Employees in the nation's busiest Department of Veterans Affairs benefits office at Bay Pines in St. Petersburg improperly placed eight documents in shredding bins, the VA said on Wednesday.
The discovery during a random, one-time survey points to a disquieting possibility that the VA acknowledges it is now investigating:
Have workers for months or even years destroyed untold numbers of documents critical in deciding if the VA owes a veteran a pension or disability payment?
"That's the obvious question," said Mike Walcoff, the VA's deputy undersecretary for benefits in Washington. "We can't answer that at this point."
The VA's 56 regional offices began investigating allegations of improperly shredded documents last week after the agency's Inspector General found problems in four cities - St. Louis, Detroit, St. Petersburg and Waco, Texas.
Of the eight documents in St. Petersburg, the VA said seven would have been critical in deciding a veteran's claim. The eighth document had already been processed but should have been returned to the veteran rather than marked for shredding.

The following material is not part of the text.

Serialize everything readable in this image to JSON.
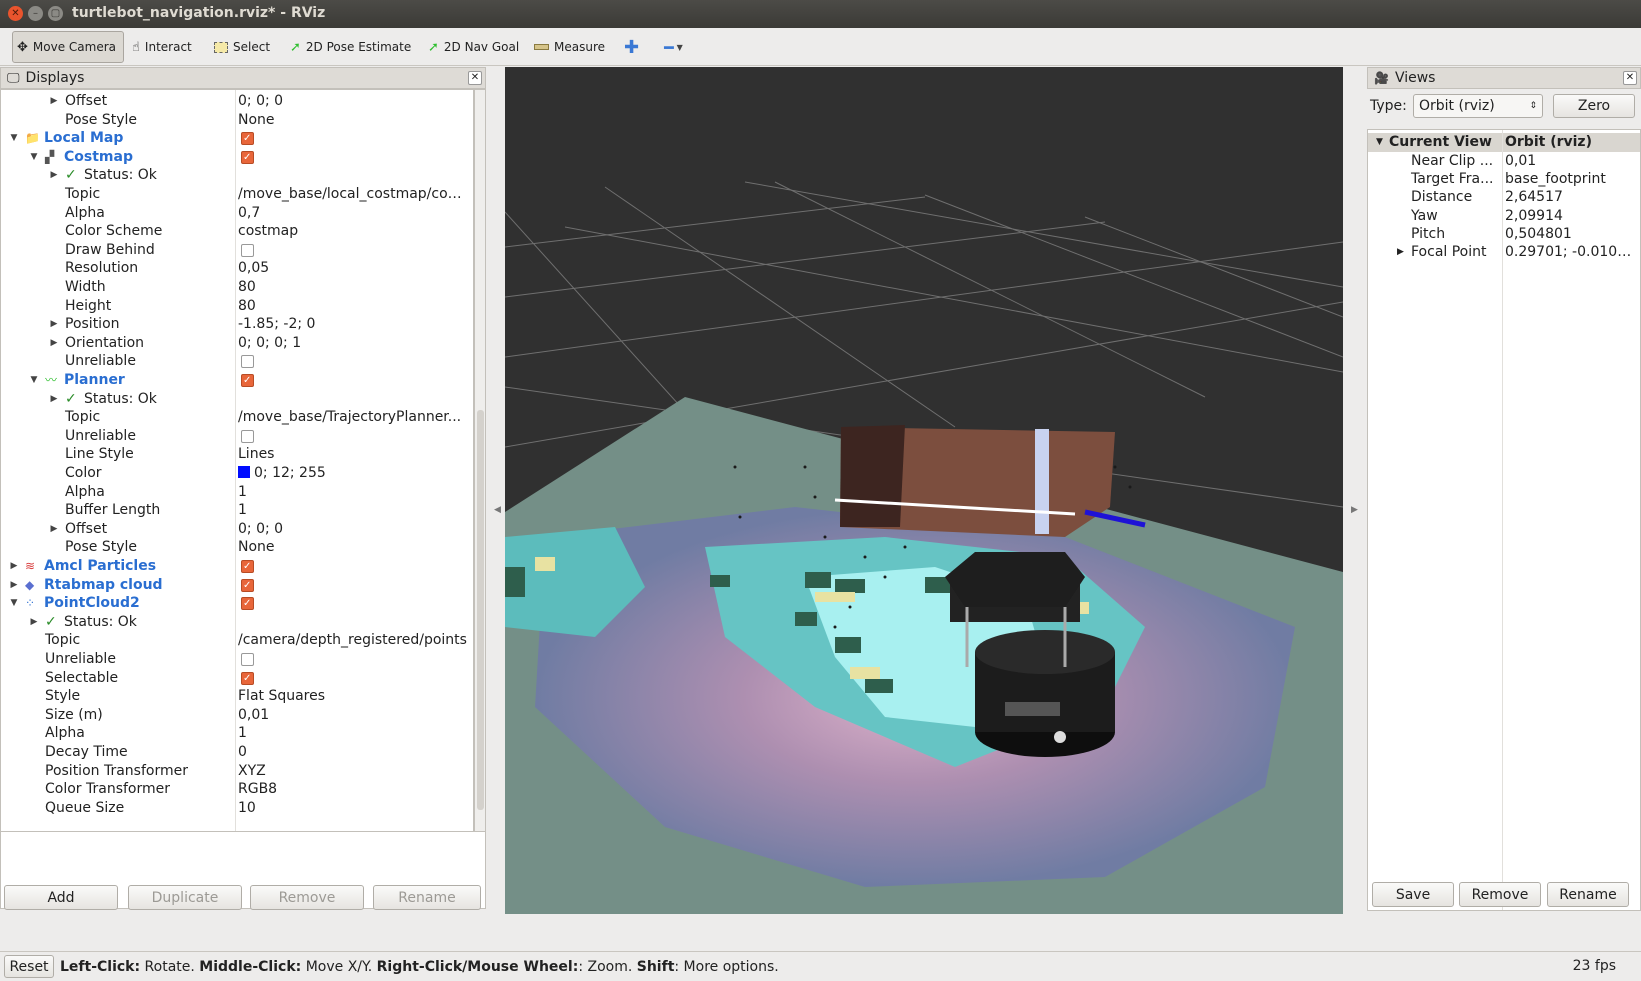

"This is not something we're comfortable with," Walcoff said. "I won't say anything to diminish the importance of the documents veterans send us. We didn't take care of some of them like we should."
The St. Petersburg benefits office, covering the entire state and its 1.8-million veterans, processed 60,000 pension or disability claims last year.
As the VA and Inspector General continue their investigations, the VA is extending a national ban on all shredding in its benefits offices until working out a policy to safeguard documents.
The VA could not provide information on the findings in other benefits offices around the country. And the Inspector General - the VA's independent watchdog - isn't finished with its separate inquiry.
The VA has scheduled a morning conference call today with the representatives of the six largest veterans service groups in the nation to provide an update on the VA's investigation.
Joe Davis, spokesman for Veterans of Foreign Wars, said he is worried that findings of improperly discarded papers point to a much bigger problem.
"This could go back many years," Davis said. "It's all about attention to detail. VA employees have to remember that the signature on a claims form belongs to a real human being. It's not just a piece of paper."
So far, Walcoff said, the VA doesn't know how the documents in St. Petersburg made their way to the shredding bins or who is responsible. And neither can the VA say if the documents were dumped by accident or on purpose.
In the mid 1990s, two employees of the VA's veterans appeal board in Washington, D.C., acknowledged discarding documents to lighten their work load.
Those cases first came to light on the Web site VAwatchdog.org, which broke the shredding story earlier this month.
Walcoff noted that the VA's benefits offices are among the most paper-intensive bureaucracies in the federal government, processing 162-million pages of paper throughout the nation.
And while the VA is moving increasingly to electronic records, Walcoff said, the transition is far from complete.
Speaking of improper shredding, Walcoff said, "This just screams out at us to move faster so we get to the point where we're not dealing with all that paper."
Lost or misplaced documents are one of the most common complaints by veterans who often wait years for the VA to decide if they are owed a pension or disability payment.
But to veterans, it is usually impossible to prove that the agency has lost their paperwork. So they are often forced to simply send new copies, greatly delaying their claims.
"Until now, all we had was a veteran's statement" that something was lost, Walcoff said. "When we hear those types of comments now, we're certainly going to listen to them in a different light based on what's happened in the last couple of weeks."
Marine veteran Tony Vieria, 66, of St. Petersburg said the VA once denied his medical claim based on another veteran's record. His claim was later approved once the paperwork was straightened out.
"Everybody knows that if you send the VA any original document, you're crazy," Vieria said. "God only knows where it's going to go. You'll never see it again."
William R. Levesque can be reached at (813) 269-5306 or at firstname.lastname@example.org.